Also, Druid’s implementation was much slower.

The above comparisons can be visualized in the following charts:

Technical Note: the library’s HLL sketches are more complicated than the standard HLL algorithm. In certain special cases where better-than-HLL accuracy is possible, the library employs other estimators, and even other stochastic processes and data structures. When those special cases no longer apply, the library falls back to the standard HLL estimator algorithm. One of these special cases is for a simple streaming sketch that is not involved in merge operations we can take advantage of a more advanced estimator algorithm with improved error properties. When comparing the error of a merged sketch to the error of a non-merged sketch, the library’s HLL sketches will have a slightly larger error after merging. This is the direct result of this fall-back mechanism. This slightly larger error is still within the RSE Specification of error defined as 1.03896 / SQRT(k).

The code to reproduce these measurements is available in the Datasketches/characterization repository

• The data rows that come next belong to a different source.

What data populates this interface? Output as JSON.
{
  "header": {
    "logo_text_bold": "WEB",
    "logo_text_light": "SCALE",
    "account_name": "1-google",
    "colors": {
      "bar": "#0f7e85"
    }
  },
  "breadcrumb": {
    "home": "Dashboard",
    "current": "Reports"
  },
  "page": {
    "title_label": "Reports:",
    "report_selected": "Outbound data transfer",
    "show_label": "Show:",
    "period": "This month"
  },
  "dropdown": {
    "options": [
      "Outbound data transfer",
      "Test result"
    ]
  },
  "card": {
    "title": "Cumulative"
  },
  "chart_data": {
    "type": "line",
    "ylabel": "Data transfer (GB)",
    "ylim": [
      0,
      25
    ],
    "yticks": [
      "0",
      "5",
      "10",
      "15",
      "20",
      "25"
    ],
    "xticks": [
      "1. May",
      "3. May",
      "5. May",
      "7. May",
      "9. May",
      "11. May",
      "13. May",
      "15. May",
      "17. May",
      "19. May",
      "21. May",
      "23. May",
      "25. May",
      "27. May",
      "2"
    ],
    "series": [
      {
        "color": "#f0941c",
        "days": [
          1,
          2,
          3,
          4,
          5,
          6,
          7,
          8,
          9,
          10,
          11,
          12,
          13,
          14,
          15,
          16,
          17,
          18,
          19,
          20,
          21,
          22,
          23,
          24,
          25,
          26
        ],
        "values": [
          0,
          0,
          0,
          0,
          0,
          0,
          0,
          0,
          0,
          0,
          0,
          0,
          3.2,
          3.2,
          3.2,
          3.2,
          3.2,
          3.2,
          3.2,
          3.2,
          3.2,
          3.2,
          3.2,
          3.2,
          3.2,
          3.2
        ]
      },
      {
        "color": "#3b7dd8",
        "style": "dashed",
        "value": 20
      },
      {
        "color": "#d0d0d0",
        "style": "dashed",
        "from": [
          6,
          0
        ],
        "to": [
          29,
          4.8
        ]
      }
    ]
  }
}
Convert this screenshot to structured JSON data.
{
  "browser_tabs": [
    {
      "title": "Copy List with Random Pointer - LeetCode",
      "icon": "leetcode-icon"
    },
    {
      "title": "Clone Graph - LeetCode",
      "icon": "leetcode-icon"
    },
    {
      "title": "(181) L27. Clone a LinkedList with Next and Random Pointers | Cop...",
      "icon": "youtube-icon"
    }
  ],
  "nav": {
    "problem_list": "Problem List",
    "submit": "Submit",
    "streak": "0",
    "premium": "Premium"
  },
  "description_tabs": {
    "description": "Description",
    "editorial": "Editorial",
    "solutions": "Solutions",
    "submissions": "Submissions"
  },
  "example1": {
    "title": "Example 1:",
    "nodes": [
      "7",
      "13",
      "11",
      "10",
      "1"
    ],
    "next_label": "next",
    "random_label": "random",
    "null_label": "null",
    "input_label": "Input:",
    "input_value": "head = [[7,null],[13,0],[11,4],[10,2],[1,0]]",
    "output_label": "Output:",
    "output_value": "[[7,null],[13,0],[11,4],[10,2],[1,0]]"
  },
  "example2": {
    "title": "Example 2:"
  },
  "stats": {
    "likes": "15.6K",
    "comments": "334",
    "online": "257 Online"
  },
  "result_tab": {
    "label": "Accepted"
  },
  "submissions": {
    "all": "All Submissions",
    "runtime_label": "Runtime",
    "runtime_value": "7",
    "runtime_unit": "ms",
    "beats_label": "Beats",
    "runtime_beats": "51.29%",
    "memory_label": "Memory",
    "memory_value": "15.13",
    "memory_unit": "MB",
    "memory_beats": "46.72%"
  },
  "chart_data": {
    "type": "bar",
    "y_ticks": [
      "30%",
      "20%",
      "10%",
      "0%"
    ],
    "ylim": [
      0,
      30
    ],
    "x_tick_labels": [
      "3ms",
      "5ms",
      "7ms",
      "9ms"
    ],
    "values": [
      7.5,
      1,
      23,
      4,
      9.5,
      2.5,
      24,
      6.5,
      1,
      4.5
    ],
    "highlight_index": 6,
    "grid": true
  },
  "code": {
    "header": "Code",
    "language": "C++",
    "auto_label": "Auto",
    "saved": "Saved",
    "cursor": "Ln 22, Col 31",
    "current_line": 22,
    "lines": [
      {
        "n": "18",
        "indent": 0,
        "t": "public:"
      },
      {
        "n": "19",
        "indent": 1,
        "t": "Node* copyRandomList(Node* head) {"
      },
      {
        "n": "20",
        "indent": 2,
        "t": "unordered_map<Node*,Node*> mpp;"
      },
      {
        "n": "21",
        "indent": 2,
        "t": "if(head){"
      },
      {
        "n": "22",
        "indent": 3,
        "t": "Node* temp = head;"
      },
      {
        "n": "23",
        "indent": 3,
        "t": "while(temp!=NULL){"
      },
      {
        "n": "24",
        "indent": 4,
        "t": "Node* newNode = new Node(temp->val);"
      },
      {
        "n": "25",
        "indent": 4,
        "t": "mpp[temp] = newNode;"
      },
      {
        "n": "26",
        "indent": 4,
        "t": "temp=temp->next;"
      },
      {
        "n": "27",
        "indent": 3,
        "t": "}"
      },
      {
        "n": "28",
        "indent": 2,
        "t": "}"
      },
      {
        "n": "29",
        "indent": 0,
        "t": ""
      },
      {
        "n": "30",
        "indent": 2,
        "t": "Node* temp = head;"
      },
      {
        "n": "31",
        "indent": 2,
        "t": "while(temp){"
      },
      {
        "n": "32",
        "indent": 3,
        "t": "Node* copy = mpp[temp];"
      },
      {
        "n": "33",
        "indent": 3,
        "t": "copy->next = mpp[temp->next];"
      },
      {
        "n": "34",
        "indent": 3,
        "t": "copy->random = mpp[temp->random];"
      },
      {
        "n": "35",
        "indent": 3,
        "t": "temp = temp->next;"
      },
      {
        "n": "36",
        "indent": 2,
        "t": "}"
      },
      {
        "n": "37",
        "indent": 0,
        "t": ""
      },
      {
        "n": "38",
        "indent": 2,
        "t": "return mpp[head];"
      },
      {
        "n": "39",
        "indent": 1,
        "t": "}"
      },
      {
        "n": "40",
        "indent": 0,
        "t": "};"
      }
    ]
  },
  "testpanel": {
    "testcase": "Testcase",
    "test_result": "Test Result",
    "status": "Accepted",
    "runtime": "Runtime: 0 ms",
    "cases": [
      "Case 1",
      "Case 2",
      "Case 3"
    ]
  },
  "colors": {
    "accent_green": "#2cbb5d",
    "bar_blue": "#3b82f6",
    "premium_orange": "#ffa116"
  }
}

The Hll sketch module for Druid is available as a part of the DataSketches extension.